A couple of nice articles recently on latex allergy have crossed my path – one in a journal I subscribe to (Aesthetic Surgery Journal) and the other via twitter and @Allergy (Ves Dimov, M.D., blogs at Allergy Notes). I’ve put both full references below.
Latex allergy became widely recognized in the late 1980s and early 1990s. The increase in latex allergies cases is felt to be associated with the increase use of latex gloves and implementation of universal precautions (now known as standard precautions) in the 1980s.
Management of possible or confirmed latex allergic patients begin with history and suspicion:
All patients who present for surgical procedures or exams which require latex gloves (pelvic exam, dental exams, etc) should be questioned about possible latex allergy.
Patients at highest risk include those who have a history of multiple surgeries (especially for urogenital abnormalities which may require frequent urinary catheterizations), allergic disease, or spina bifida, or who are employed in occupations with inherent latex use (ie, healthcare workers).
If an individual patient notes a history of food allergies (atopy), pay special attention if those foods include banana, kiwi, avocado, or stone fruits like cherries or peaches which are associated with latex allergy.

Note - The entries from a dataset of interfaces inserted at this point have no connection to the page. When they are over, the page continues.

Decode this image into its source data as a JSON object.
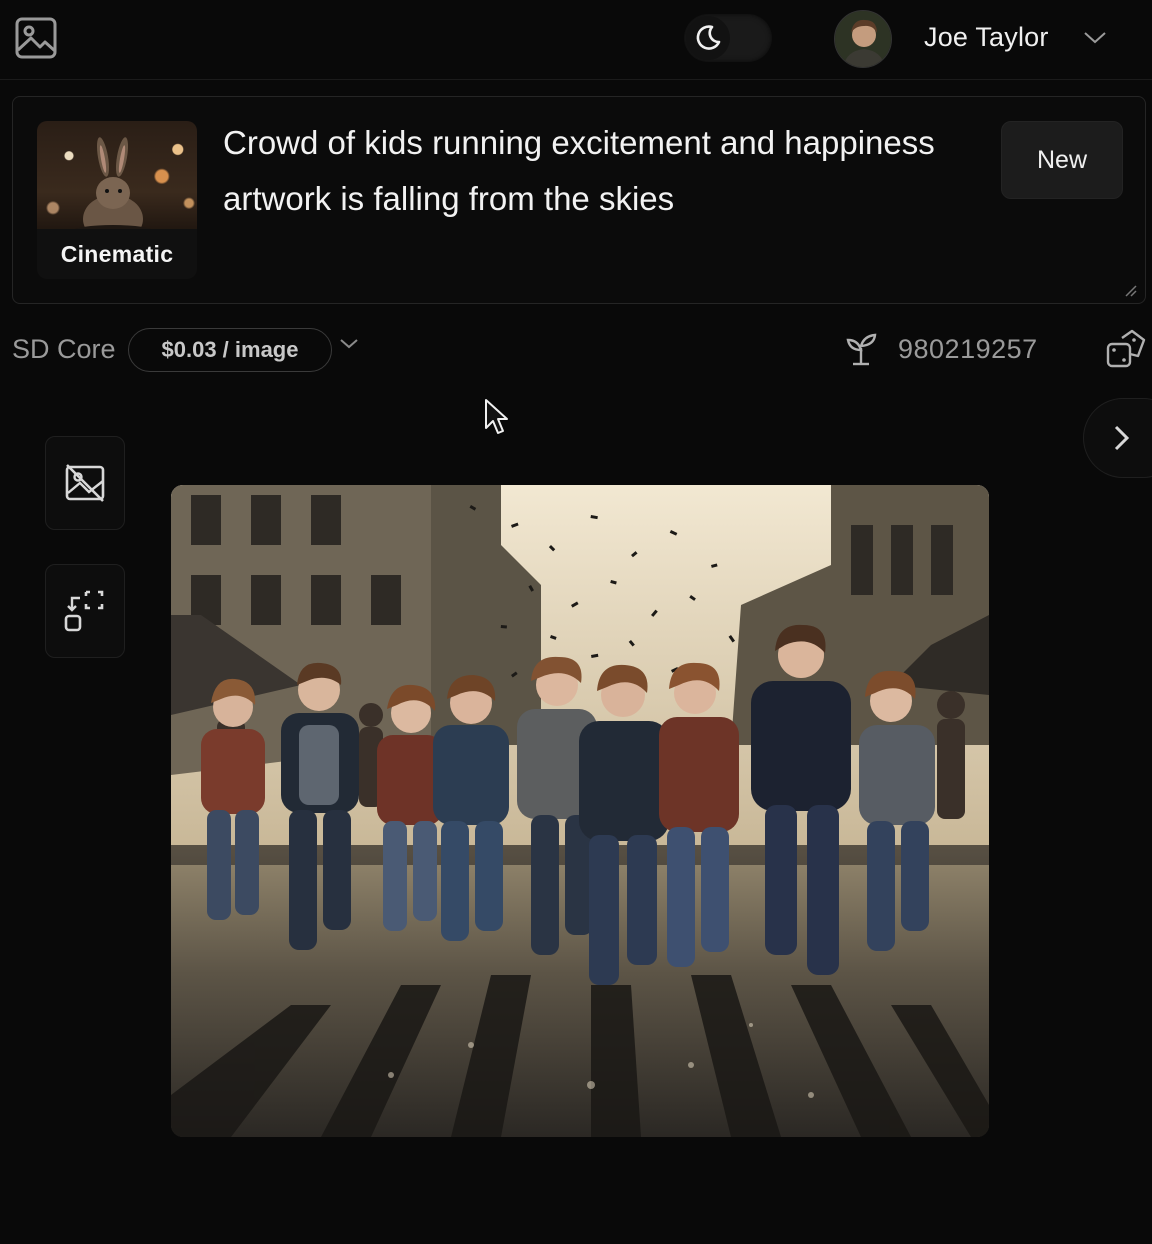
{
  "header": {
    "user_name": "Joe Taylor"
  },
  "prompt": {
    "style_label": "Cinematic",
    "text": "Crowd of kids running excitement and happiness artwork is falling from the skies",
    "new_button_label": "New"
  },
  "options": {
    "model_name": "SD Core",
    "price_label": "$0.03 / image",
    "seed": "980219257"
  },
  "icons": {
    "logo": "image-icon",
    "theme": "moon-icon",
    "user_menu": "chevron-down-icon",
    "model_menu": "chevron-down-icon",
    "seed": "seedling-icon",
    "randomize": "dice-icon",
    "remove_background": "image-off-icon",
    "upscale": "expand-icon",
    "next": "chevron-right-icon"
  },
  "colors": {
    "background": "#090909",
    "text": "#f2f2f2",
    "muted": "#9a9a9a"
  }
}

Regardless of the cause, the presence of hand dermatitis is a risk factor for developing latex allergy among healthcare workers
Confirmation of latex allergy is achieved through laboratory testing. Dr. Dimov has a nice post which explains this: Latex Allergy – ACAAI Video
Confirmation should be done if there is time. If not, then proceed as if the patient is latex allergic.
Here’s my check list:
1. When I schedule the procedure, I inform the facility so they can prepare using their own check list (i.e., special cleaning of room and anesthesia equipment, pulling of latex free supplies, labeling room as latex-free, etc).
2. I schedule latex-sensitive/allergic patients as the first case of the day. This assumes it is an elective case and not an emergency.
3. If I need girdles or other postoperative garments, I make sure they are latex-free when I order them.
The second article (the one from Dr. Dimov) takes a look at hospital policies which ban the use of natural rubber latex (NRL) devices and whether they may be an overreaction.
Their conclusions (bold emphasis is mine):
With the reduced incidence of allergic reactions, the availability of specific and sensitive testing for the selection of low-allergen gloves, competitive costs and lower environmental impact, NRL remains an excellent choice of material for medical gloves and should continue to be used.
In recent years, a number of high profile institutions have moved to a totally NRL-free environment, including gloves. However, the evidence within Europe demonstrates that the many benefits of NRL can be retained by purchasing low-allergen, low-protein and powder-free gloves, thereby reducing the risk of type I and type IV sensitization as well as allergic reactions.
NRL gloves are characterized by a high level of barrier performance for staff and patients, good comfort allowing staff to perform safely and efficiently, and competitive pricing in a period of economic difficulty. NRL is an environmentally sustainable material, which is also naturally biodegradable, enabling hospitals to meet their ‘green’ purchasing requirements.
Finally, compared with various synthetic materials, NRL is generally better accepted by the clinicians. There will, of course, be a continuing requirement for synthetic gloves for known latex-allergic patients and staff, and for these purposes several options are currently available. In conclusion, we believe that a sensible balance requires a mix of latex and synthetic gloves.
Recognition and Management of the Latex-Allergic Patient in the Ambulatory Plastic Surgical Suite; Deborah Accetta and Kevin J. Kelly; Aesthetic Surgery Journal July 2011 31: 560-565, first published on June 1, 2011 doi:10.1177/1090820X11411580
Latex Medical Gloves: Time for a Reappraisal; Palosuo T, Antoniadou I, Gottrup F, Phillips P; Int Arch Allergy Immunol 2011;156:234-246 (DOI: 10.1159/000323892)
*This blog post was originally published at Suture for a Living*